This was the only Octopus (hobotnica) that I saw in whole week. I just hope they were just very well hidden and not that they were all caught and eaten. When this one saw me she tried to pile some more shells in front of her to hide.

This one is probably a Rock goby (Mrki glavač  or Gobius paganellus), although it is quite pale, and it's sitting next to a Brown cowry (Progasta porcelanka or Luria lurida).

There were also plenty of Sand roses (Peščene rože).

This was one of few Parasitic anemone (Progasta stražna vetrnica ali Calliactis parasitica) that had all it's tentacles on display.

In the late afternoon we sailed off towards Cres. It was hard to leave, Olib had put a spell onto all of us. We ate dinner already on the way, sailed by camp near Punta Križa and afterwards dropped the anchor in Uvala Baldarin. It was already getting dark, so there was only time for a short swim and a nightcap.

Next day started windy and not very warm, and later in the day there was even more strong NE wind forecast. We left Uvala Baldarin after late breakfast and sailed towards island of Plavnik, we thought we might be able to hide from NE wind on West side of it. When we almost reached Plavnik, we decided for the bay on East side of Cres opposite of Plavnik instead.

Soon after we anchored wind was getting stronger and dark clouds started to appear. I still went snorkelling, jut the light was rather poor. One of the best finds was this Grey wrasse (Gnezdivka ali Symphodus cinereus), sitting on it's nest. 

I love this brown algae named Forkweed (Ploščata razcepljenka ali Dictyota dichotoma), it has such a delicate pattern.

My snorkelling was rather short and when I came out of water, it was getting colder and waves were rolling into the bay. The weather forecast was strong NE wind, so we thought we just need to wait a bit longer for wind to turn to NE and the waves will stop. Unfortunately it didn't happen, wind stayed E to SE and the rest of the day and also the night was rather rolly.

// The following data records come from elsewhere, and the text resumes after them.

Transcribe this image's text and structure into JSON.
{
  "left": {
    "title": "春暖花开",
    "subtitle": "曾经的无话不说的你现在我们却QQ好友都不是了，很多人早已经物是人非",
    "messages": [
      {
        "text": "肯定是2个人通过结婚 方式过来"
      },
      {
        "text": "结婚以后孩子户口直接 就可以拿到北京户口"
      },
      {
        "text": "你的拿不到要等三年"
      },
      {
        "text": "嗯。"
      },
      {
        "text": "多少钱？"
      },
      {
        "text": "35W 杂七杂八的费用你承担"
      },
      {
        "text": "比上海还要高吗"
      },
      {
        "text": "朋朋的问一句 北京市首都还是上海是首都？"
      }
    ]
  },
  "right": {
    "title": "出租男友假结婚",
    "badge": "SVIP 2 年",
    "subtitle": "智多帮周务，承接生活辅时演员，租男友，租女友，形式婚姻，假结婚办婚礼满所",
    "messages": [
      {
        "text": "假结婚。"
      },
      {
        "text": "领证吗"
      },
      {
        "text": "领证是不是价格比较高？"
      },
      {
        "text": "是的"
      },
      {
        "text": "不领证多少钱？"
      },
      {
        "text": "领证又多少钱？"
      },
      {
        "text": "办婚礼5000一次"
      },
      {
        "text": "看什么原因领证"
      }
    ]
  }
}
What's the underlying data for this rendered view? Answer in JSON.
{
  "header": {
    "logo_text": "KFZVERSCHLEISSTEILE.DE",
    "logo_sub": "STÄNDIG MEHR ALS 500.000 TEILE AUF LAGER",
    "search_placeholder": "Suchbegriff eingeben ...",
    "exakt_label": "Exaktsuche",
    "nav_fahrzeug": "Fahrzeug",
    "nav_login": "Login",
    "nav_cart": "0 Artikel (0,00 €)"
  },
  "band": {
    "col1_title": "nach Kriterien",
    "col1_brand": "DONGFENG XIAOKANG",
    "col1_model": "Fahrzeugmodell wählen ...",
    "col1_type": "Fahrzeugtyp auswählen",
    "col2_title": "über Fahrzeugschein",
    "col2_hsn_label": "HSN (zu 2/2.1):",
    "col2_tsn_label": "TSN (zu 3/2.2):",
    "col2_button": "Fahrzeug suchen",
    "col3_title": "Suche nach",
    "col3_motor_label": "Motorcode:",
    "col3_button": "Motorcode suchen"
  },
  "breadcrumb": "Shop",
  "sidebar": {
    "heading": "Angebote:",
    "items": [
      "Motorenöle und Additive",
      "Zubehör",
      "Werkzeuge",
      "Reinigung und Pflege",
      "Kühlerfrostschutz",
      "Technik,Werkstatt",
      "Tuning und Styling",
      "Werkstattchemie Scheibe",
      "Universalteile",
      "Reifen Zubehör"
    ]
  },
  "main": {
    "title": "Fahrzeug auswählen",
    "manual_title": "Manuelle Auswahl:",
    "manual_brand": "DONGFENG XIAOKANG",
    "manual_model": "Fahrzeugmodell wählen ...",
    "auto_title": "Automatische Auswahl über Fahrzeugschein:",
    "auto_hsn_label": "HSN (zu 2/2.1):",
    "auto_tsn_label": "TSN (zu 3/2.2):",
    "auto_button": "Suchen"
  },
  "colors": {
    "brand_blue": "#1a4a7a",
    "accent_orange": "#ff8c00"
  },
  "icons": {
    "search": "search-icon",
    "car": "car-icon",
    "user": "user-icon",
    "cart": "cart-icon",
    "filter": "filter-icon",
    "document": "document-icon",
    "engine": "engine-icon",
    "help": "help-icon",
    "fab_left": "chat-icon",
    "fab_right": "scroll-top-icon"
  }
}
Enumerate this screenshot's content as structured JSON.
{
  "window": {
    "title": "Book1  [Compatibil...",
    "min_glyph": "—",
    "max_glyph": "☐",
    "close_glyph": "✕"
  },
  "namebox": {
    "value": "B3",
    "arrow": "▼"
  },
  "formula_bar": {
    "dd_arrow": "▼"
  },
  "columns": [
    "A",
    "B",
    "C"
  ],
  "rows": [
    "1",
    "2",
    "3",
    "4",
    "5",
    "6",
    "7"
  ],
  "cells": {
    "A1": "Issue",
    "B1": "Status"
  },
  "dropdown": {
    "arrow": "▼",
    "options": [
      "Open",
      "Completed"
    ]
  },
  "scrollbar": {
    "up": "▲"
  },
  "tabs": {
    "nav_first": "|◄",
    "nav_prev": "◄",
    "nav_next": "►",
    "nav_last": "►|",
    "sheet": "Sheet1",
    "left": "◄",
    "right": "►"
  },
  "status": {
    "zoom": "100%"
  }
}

But next morning was calm and sunny, very suitable for snorkelling. This time the light was much better and I explored the rocky edges of the bay.

The Red-spotted Blenny (Rdečepikast babica or Lipophrys canevae) was a first for me. Looks like this year blennies decided they need to get more coverage in my blog.

I saw several Fan mussel (leščur), and there were also very small ones like this one. When they grow, the spikes around the rim are not as long and pretty. Looks like eye-lashes, doesn't it?

I've seen plenty of Rock gobies (Mrki glavač), but this one put all his feathers on display, so he deserves a photo here.

This is a Red-black triplefin (Rdeči sprehajalček or Tripterygion tripteronotum), Croatian name is especially imaginative - it is Pjevač oštronosič or in translation Sharp-small-nose singer.

This one is a little bit tricky, because the photo was not very good, and unfortunately none of the four or five I made were. But with the details I could figure out on them it might be Zvonimir's blenny (Jelenoroga babica or Parablennius zvonimiri).

There were plenty of Red seasquirts (Rdeči kozolnjak ali morska breskev) around.

This is a Red starfish (Ognjenordeča zvezda or Echinaster sepositus).

Purple sea urchin (Vijoličasti morski ježek ali Paracentrotus lividus).

The Hydriods (Morski grmički ali Eudendrium) were particularly pretty, hanging from the rock like some kind of shiny garland.

On my way back to the boat I also saw a Green sponge ball (Kroglasti kodij ali Codium bursa).